September 18 @ 15:15 – 16:15 CEST
Department of Medical Biochemistry and Microbiology, UU
Luisa Hugerth has a background in molecular biology and biomedicine, but got her PhD in 2016 at KTH Royal Institute of Technology with an analysis of microbial community time-series in the Baltic Sea. After that, Dr. Hugerth spent 6 years at the Centre for Translational Microbiome Research in Karolinska Institutet, where she studied the human microbiome in functional bowel disorders, before becoming deeply involved in research on the microbiome of pregnant and non-pregnant women. Since 2022, she is a DDLS fellow in epidemiology and biology of infection at Uppsala University’s Department of Medical Biochemistry and Microbiology, Imbim

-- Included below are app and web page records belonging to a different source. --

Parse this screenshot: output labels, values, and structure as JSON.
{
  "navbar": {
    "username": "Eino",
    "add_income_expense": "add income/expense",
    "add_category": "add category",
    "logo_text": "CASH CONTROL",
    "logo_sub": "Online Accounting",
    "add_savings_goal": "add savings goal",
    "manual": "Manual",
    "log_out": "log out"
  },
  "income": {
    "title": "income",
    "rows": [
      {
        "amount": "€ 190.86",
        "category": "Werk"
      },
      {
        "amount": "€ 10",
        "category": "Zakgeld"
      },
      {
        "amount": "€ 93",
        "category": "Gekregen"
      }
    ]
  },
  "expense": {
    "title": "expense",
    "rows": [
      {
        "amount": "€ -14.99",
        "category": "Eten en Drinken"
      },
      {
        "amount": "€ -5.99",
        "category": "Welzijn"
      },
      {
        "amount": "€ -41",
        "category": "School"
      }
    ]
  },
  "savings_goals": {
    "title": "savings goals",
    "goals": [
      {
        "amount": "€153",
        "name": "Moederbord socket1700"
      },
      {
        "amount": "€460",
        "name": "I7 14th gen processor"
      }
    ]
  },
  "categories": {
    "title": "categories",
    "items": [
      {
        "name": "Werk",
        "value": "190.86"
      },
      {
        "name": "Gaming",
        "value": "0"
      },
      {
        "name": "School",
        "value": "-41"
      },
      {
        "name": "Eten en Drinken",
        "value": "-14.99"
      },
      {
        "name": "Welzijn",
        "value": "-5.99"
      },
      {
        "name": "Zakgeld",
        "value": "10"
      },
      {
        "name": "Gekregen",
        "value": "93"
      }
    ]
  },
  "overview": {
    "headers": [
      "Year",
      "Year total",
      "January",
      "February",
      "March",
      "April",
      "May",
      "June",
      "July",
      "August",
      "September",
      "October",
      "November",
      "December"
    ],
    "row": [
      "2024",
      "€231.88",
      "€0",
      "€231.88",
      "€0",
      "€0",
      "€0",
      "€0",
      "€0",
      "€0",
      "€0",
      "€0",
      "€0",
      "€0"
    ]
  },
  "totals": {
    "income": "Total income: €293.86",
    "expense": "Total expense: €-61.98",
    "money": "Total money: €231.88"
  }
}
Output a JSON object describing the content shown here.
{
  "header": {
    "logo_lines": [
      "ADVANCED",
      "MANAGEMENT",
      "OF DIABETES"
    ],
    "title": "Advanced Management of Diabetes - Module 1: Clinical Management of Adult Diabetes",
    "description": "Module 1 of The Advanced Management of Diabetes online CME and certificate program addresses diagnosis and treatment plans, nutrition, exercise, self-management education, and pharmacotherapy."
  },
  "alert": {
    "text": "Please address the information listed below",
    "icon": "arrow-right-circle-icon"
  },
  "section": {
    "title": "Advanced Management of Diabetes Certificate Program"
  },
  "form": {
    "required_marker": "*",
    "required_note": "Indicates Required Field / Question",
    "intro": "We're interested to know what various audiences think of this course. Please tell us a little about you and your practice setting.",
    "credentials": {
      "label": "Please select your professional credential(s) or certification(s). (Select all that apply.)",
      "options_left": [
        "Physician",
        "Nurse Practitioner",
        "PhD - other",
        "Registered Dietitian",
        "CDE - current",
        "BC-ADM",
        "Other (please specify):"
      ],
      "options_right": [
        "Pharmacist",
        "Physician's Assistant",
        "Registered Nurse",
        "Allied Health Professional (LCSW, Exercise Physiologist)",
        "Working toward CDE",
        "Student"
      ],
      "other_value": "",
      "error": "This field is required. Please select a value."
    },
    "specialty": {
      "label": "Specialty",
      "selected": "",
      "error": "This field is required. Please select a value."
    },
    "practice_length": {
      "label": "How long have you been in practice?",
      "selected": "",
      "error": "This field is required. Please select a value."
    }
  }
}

Female sex hormones and the human microbiome
Estrogen and progesterone have pleitropic effects throughout the body. This includes mucosal surfaces and the diverse microbial communities that inhabit them. Microbiota can enhance or dampen these effects, thereby acting as risk mediating factors for various diseases, most notably gynecologic and periodontal inflammation. The vaginal microbiota has been epidemiologically linked to various outcomes, from STI acquisition to preterm birth. The oral microbiota has also been causally linked to as disparate outcomes as preterm birth and newly onset depression. Here, I will present ongoing work on the interplay between endogenous and exhogenous hormones on the oral, vaginal and gut microbiome, in women with a regular menstrual cycle as well as pregnant women. Additionally, since both sex hormones and the gut microbiome are implicated in mood disorders, I will touch upon the gut-brain axis in relation to pregnancy nausea and perinatal depression.
Host: Mikael Sellin email@example.com, UU